The Prepping Community
Bob: When I began prepping I was amazed by the size of and the engagement within the prepping community. Which preppers do you look up to, collaborate with, or stay up to date with?
Daisy: A couple of the guys who write for my website have taught me a lot. There’s Jose, a gentleman who survived the collapse of Venezuela and escaped with his family. Then there’s my good friend Selco, who survived the Balkan Wars in Bosnia.
Bob: Unfortunately, there are those who are outright hostile towards preppers. I can appreciate healthy skepticism, but I myself have experienced a share of internet abuse due to my beliefs. How do you handle the “trolls” and others who spew vitriol in the comment sections of your websites?
Daisy: I usually just let them spew. Most of the time, a reader will say something to them in my defense. I don’t want to get down on the ground with them. It’s just not worthwhile, and it’s unnecessary stress.
Sometimes they have good points, although hostilely expressed. When that’s the case, I try to turn the conversation into a positive one.
Bob: Some people stereotype preppers as “tinfoil hat crazies.” You’ve been blogging for over half a decade. Who are your readers, where are they from, and would you consider them to be practical?
Daisy: I have such a wide array of readers. Because I am neither a conservative nor a liberal, I have readers from all points on the political spectrum. I try hard to be respectful of their opinions for the most part. I have learned from this that what the mainstream focuses on is the extremes and most people are just not extremists.
I have people with a big variety of living situations – city folks, people who live in suburbia, and homesteaders out in the country. I love the variety and it adds a lot to the comments section.
Most preppers are very practical – it’s what led them to prepping.
Bob: Your youngest daughter is homeschooled and has excelled academically as a result. What do you believe to be the benefits of homeschooling relative to “traditional” schooling (aside from its compatibility with prepping)?
Daisy: First things first, it really depends on the kid.
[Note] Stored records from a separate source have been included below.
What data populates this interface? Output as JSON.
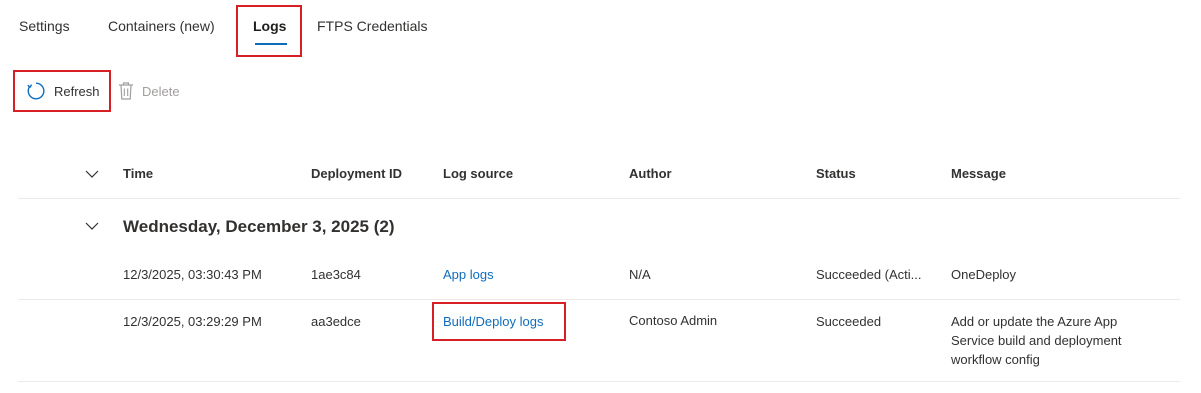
{
  "tabs": [
    {
      "label": "Settings"
    },
    {
      "label": "Containers (new)"
    },
    {
      "label": "Logs"
    },
    {
      "label": "FTPS Credentials"
    }
  ],
  "toolbar": {
    "refresh_label": "Refresh",
    "delete_label": "Delete"
  },
  "table": {
    "columns": [
      "Time",
      "Deployment ID",
      "Log source",
      "Author",
      "Status",
      "Message"
    ],
    "group": {
      "title": "Wednesday, December 3, 2025 (2)"
    },
    "rows": [
      {
        "time": "12/3/2025, 03:30:43 PM",
        "deployment_id": "1ae3c84",
        "log_source": "App logs",
        "author": "N/A",
        "status": "Succeeded (Acti...",
        "message": "OneDeploy"
      },
      {
        "time": "12/3/2025, 03:29:29 PM",
        "deployment_id": "aa3edce",
        "log_source": "Build/Deploy logs",
        "author": "Contoso Admin",
        "status": "Succeeded",
        "message": "Add or update the Azure App Service build and deployment workflow config"
      }
    ]
  },
  "colors": {
    "accent": "#0f6cbd",
    "highlight": "#d91f26",
    "divider": "#edebe9",
    "disabled": "#a19f9d"
  }
}
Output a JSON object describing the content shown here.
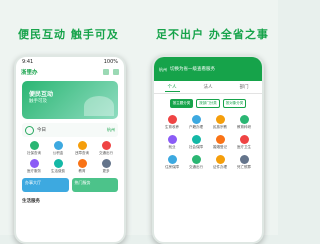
{
  "captions": {
    "left": "便民互动  触手可及",
    "right": "足不出户  办全省之事"
  },
  "left_phone": {
    "status_time": "9:41",
    "status_right": "100%",
    "header_title": "浙里办",
    "banner_title": "便民互动",
    "banner_subtitle": "触手可及",
    "weather_label": "今日",
    "weather_right": "杭州",
    "grid": [
      {
        "label": "社保查询",
        "color": "#2bb673"
      },
      {
        "label": "公积金",
        "color": "#3da9e0"
      },
      {
        "label": "违章查询",
        "color": "#f59e0b"
      },
      {
        "label": "交通出行",
        "color": "#ef4444"
      },
      {
        "label": "医疗服务",
        "color": "#8b5cf6"
      },
      {
        "label": "生活缴费",
        "color": "#14b8a6"
      },
      {
        "label": "教育",
        "color": "#f97316"
      },
      {
        "label": "更多",
        "color": "#64748b"
      }
    ],
    "cards": [
      "办事大厅",
      "热门服务"
    ],
    "section": "生活服务"
  },
  "right_phone": {
    "loc": "杭州",
    "header_title": "切换为省一级查看服务",
    "tabs": [
      "个人",
      "法人",
      "部门",
      ""
    ],
    "active_tab": 0,
    "chips": [
      "按主题分类",
      "按部门分类",
      "按对象分类"
    ],
    "grid": [
      {
        "label": "生育收养",
        "color": "#ef4444"
      },
      {
        "label": "户籍办理",
        "color": "#3da9e0"
      },
      {
        "label": "民族宗教",
        "color": "#f59e0b"
      },
      {
        "label": "教育科研",
        "color": "#2bb673"
      },
      {
        "label": "就业",
        "color": "#8b5cf6"
      },
      {
        "label": "社会保障",
        "color": "#14b8a6"
      },
      {
        "label": "婚姻登记",
        "color": "#f97316"
      },
      {
        "label": "医疗卫生",
        "color": "#ef4444"
      },
      {
        "label": "住房保障",
        "color": "#3da9e0"
      },
      {
        "label": "交通出行",
        "color": "#2bb673"
      },
      {
        "label": "证件办理",
        "color": "#f59e0b"
      },
      {
        "label": "死亡殡葬",
        "color": "#64748b"
      }
    ]
  }
}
My oldest daughter would have been completely miserable if she had been homeschooled. She thrived in a classroom. I think it’s very important to not make a blanket statement because it is not right for every child.
The best thing about homeschooling was the freedom it offered. We did a great deal of traveling and the cool thing about that is how it brings the lessons to life. If you are learning about how the United States was settled and then you go to Colonial Williamsburg and Jamestown, that is a lesson that truly sinks in. If you are navigating through the United States using a paper atlas, you’re going to remember that geography. As well, when we had a small homestead, there were loads of lessons on the farm – anatomy on butchering day, botany while hiking – you get the idea.
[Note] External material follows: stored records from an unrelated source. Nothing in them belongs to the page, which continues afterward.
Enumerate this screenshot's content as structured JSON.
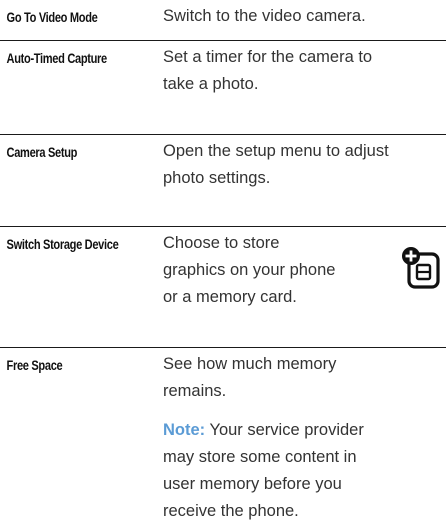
{
  "rows": [
    {
      "option": "Go To Video Mode",
      "description": "Switch to the video camera."
    },
    {
      "option": "Auto-Timed Capture",
      "description_lines": [
        "Set a timer for the camera to",
        "take a photo."
      ]
    },
    {
      "option": "Camera Setup",
      "description_lines": [
        "Open the setup menu to adjust",
        "photo settings."
      ]
    },
    {
      "option": "Switch Storage Device",
      "description_lines": [
        "Choose to store",
        "graphics on your phone",
        "or a memory card."
      ],
      "icon": "memory-card-feature-icon"
    },
    {
      "option": "Free Space",
      "description_lines": [
        "See how much memory",
        "remains."
      ],
      "note_label": "Note:",
      "note_lines": [
        " Your service provider",
        "may store some content in",
        "user memory before you",
        "receive the phone."
      ]
    }
  ]
}
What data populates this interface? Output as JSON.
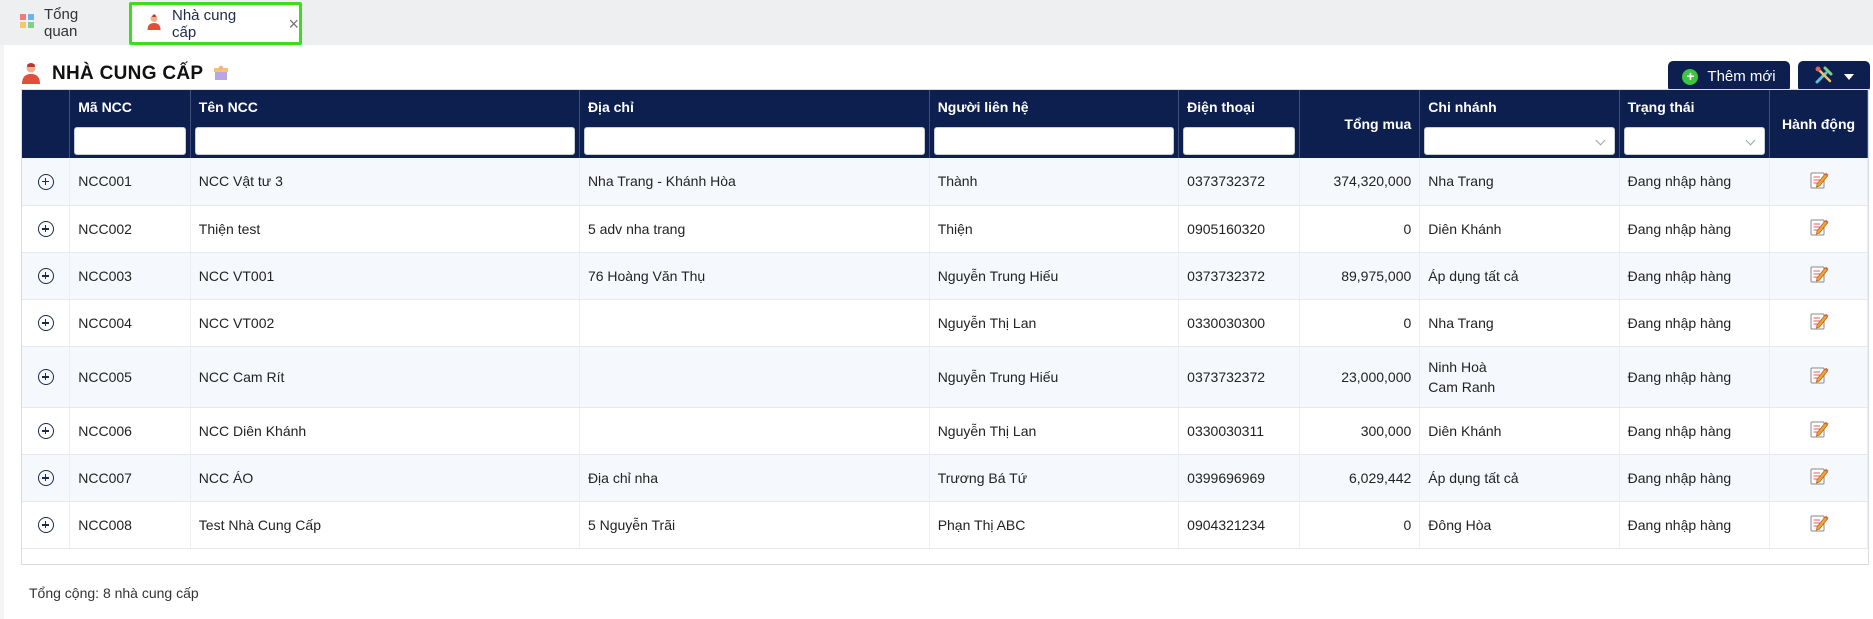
{
  "tabs": [
    {
      "label": "Tổng quan",
      "icon": "dashboard-grid-icon"
    },
    {
      "label": "Nhà cung cấp",
      "icon": "supplier-person-icon",
      "active": true
    }
  ],
  "page": {
    "title": "NHÀ CUNG CẤP",
    "add_button": "Thêm mới",
    "tools_icon": "tools-icon"
  },
  "colors": {
    "header_navy": "#0d1f4f",
    "active_tab_border": "#3ddc1f",
    "add_plus_green": "#3ec43e"
  },
  "table": {
    "headers": {
      "code": "Mã NCC",
      "name": "Tên NCC",
      "address": "Địa chỉ",
      "contact": "Người liên hệ",
      "phone": "Điện thoại",
      "total": "Tổng mua",
      "branch": "Chi nhánh",
      "status": "Trạng thái",
      "action": "Hành động"
    },
    "rows": [
      {
        "code": "NCC001",
        "name": "NCC Vật tư 3",
        "address": "Nha Trang - Khánh Hòa",
        "contact": "Thành",
        "phone": "0373732372",
        "total": "374,320,000",
        "branch": [
          "Nha Trang"
        ],
        "status": "Đang nhập hàng"
      },
      {
        "code": "NCC002",
        "name": "Thiện test",
        "address": "5 adv nha trang",
        "contact": "Thiện",
        "phone": "0905160320",
        "total": "0",
        "branch": [
          "Diên Khánh"
        ],
        "status": "Đang nhập hàng"
      },
      {
        "code": "NCC003",
        "name": "NCC VT001",
        "address": "76 Hoàng Văn Thụ",
        "contact": "Nguyễn Trung Hiếu",
        "phone": "0373732372",
        "total": "89,975,000",
        "branch": [
          "Áp dụng tất cả"
        ],
        "status": "Đang nhập hàng"
      },
      {
        "code": "NCC004",
        "name": "NCC VT002",
        "address": "",
        "contact": "Nguyễn Thị Lan",
        "phone": "0330030300",
        "total": "0",
        "branch": [
          "Nha Trang"
        ],
        "status": "Đang nhập hàng"
      },
      {
        "code": "NCC005",
        "name": "NCC Cam Rít",
        "address": "",
        "contact": "Nguyễn Trung Hiếu",
        "phone": "0373732372",
        "total": "23,000,000",
        "branch": [
          "Ninh Hoà",
          "Cam Ranh"
        ],
        "status": "Đang nhập hàng"
      },
      {
        "code": "NCC006",
        "name": "NCC Diên Khánh",
        "address": "",
        "contact": "Nguyễn Thị Lan",
        "phone": "0330030311",
        "total": "300,000",
        "branch": [
          "Diên Khánh"
        ],
        "status": "Đang nhập hàng"
      },
      {
        "code": "NCC007",
        "name": "NCC ÁO",
        "address": "Địa chỉ nha",
        "contact": "Trương Bá Tứ",
        "phone": "0399696969",
        "total": "6,029,442",
        "branch": [
          "Áp dụng tất cả"
        ],
        "status": "Đang nhập hàng"
      },
      {
        "code": "NCC008",
        "name": "Test Nhà Cung Cấp",
        "address": "5 Nguyễn Trãi",
        "contact": "Phạn Thị ABC",
        "phone": "0904321234",
        "total": "0",
        "branch": [
          "Đông Hòa"
        ],
        "status": "Đang nhập hàng"
      }
    ],
    "footer": "Tổng cộng: 8 nhà cung cấp"
  }
}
Bob: How can people stay in touch with you on social media?
Daisy: On Facebook, my page is The Organic Prepper, but the real way to interact is to join my group, Prep Club. (https://www.facebook.com/groups/op.prepclub/) We have great discussions there. I’m on Twitter, Pinterest, and Instagram as @DaisyLuther
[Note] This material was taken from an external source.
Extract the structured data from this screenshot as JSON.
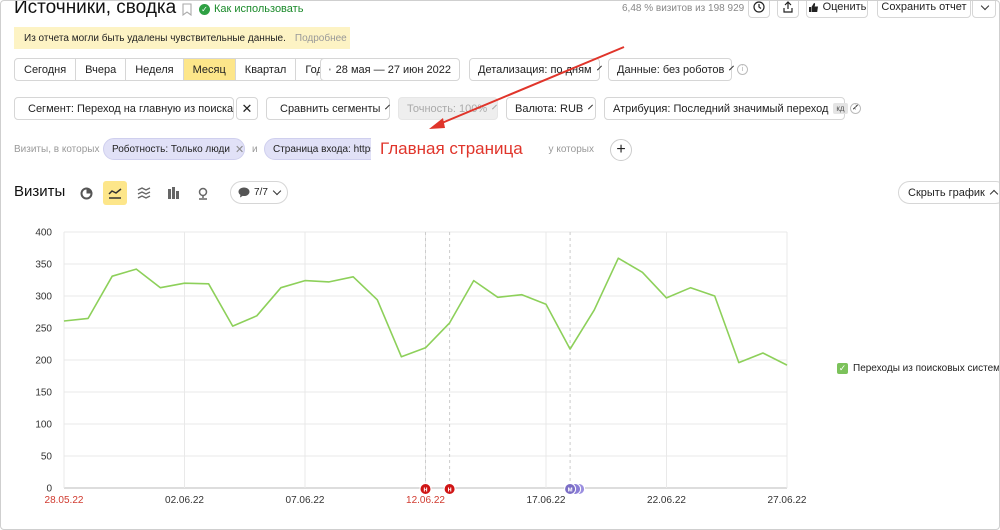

I know that social media isn’t for everyone, so you can also find me on my website. Definitely subscribe to my daily newsletter – there’s information in there sometimes that isn’t published elsewhere.
Bob: Thanks so much for your time. I really enjoyed our conversation.
Daisy: You’re very welcome! It was lovely talking with you!
Have any more questions, or want to see other interviews? Contact me.